When you do a work, you must put a question to yourself – what is the reason behind your engaging yourself in that work? Is it because some extraneous or ulterior motive is there behind that work? Or is it done for mere self-purification? You must distinguish between work done as a job and work done as a duty. A duty may not apparently bring you a material benefit at the very outset, but it will bring you an invisible benefit. That is why duty is adored so much everywhere and people say you must do your duty. If duty is not so very important, but only remunerative job is the only thing that is important, then insistence on duty would be out of point.
Everybody says duty must be done, but what is duty? Work done as duty can alone purify, no other work can purify the self. It is not any kind of labour that can be regarded as Karma yoga. Now, what is this duty that you are talking of which is going to chasten the personality of the individual, purify it? Briefly it can be called unselfish action. It is a work that you do for the benefit that may accrue to a larger dimension of reality and not merely to the localized entity called your own individual self.
When you serve people, you are to bear in mind always the reason why this service is done at all. Mostly, the reason is buried underneath. We have social reasons, political reasons, economic reasons, and family considerations when we do any work in the form of service of people. But service which is spiritually oriented is not a social work or a political activity, or it is not connected even with a family maintenance. It is actually a service done to your own self.

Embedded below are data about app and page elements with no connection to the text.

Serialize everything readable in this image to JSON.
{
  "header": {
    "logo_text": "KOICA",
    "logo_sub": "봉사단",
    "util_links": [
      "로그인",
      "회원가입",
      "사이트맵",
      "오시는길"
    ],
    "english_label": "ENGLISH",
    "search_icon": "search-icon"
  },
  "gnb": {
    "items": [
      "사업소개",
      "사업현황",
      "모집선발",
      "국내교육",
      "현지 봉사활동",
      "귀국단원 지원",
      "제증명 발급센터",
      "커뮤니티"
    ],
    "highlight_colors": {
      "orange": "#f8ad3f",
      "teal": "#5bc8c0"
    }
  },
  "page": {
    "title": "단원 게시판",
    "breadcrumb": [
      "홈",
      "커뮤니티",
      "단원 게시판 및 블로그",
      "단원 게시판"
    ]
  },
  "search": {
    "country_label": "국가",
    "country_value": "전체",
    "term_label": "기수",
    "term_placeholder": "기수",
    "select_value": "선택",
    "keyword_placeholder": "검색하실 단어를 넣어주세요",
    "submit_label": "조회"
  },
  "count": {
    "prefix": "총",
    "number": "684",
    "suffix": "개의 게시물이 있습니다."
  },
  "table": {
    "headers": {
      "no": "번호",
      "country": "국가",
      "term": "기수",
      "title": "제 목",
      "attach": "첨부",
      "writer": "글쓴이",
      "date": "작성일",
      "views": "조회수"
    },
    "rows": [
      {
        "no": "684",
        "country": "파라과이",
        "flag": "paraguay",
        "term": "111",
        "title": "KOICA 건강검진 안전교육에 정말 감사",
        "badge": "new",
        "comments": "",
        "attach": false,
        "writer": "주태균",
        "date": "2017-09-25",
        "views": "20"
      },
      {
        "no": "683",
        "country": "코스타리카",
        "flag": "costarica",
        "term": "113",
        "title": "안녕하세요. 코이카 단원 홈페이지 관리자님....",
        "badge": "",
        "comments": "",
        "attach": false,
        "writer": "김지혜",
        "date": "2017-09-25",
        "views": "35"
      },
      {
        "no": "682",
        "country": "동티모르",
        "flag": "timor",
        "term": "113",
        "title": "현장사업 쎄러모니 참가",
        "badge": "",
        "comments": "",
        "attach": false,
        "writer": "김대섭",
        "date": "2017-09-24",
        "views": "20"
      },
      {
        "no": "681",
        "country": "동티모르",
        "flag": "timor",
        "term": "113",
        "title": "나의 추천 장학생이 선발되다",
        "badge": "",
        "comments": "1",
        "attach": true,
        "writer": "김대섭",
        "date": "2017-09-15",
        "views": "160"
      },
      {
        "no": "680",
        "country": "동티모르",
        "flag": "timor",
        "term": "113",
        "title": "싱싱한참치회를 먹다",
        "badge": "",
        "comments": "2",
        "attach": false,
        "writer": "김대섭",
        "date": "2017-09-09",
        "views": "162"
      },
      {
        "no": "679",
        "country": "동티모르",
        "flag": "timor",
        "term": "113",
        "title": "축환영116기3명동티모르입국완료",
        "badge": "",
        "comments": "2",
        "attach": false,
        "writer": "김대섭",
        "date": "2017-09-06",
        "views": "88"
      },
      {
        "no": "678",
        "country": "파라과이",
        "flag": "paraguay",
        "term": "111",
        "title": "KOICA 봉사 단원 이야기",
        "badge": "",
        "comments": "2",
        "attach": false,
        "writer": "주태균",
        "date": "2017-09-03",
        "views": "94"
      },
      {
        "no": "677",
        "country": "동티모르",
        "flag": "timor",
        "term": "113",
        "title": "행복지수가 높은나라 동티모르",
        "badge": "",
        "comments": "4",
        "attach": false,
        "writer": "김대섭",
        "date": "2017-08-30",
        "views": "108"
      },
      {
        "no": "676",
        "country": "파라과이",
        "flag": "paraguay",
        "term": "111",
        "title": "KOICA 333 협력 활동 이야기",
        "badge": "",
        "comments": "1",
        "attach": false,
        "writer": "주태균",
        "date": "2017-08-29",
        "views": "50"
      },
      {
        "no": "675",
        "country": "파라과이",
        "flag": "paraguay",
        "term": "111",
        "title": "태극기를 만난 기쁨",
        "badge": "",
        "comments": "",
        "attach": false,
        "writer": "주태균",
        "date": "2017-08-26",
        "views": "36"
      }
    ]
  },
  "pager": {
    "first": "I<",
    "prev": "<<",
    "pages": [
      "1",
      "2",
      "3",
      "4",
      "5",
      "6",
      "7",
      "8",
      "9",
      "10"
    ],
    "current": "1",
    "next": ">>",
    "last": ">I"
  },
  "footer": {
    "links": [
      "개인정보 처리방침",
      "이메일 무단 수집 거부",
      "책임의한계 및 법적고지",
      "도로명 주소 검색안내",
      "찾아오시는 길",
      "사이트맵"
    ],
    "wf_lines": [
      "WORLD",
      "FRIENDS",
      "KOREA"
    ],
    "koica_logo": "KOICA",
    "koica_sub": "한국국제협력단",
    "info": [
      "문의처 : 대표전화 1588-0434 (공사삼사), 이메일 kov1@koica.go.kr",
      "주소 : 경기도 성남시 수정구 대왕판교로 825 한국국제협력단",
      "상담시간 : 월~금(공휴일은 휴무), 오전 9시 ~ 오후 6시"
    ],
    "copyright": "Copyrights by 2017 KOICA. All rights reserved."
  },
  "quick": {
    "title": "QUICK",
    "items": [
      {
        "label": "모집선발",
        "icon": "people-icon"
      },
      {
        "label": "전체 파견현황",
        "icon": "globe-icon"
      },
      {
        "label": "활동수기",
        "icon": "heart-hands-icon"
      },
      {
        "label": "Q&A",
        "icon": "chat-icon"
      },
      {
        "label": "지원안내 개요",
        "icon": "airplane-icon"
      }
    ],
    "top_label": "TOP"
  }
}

How is it? You may put a question. In what way is service of people, for instance, a little before – your essential being is also the essential being of everybody else. So the people that you see outside, the world of space-time even, is a wider dimension of the selfhood which is your own pure subjectivity. This is a subject which is a little difficult to understand, to be listened to with great caution and care. The service that you render to others, even to a dog let alone human beings, even manuring a tree for its sustenance, taking care of anything whatsoever, is not done with any kind of ulterior motive, much less even the consideration that it is something outside you.
(to be continued)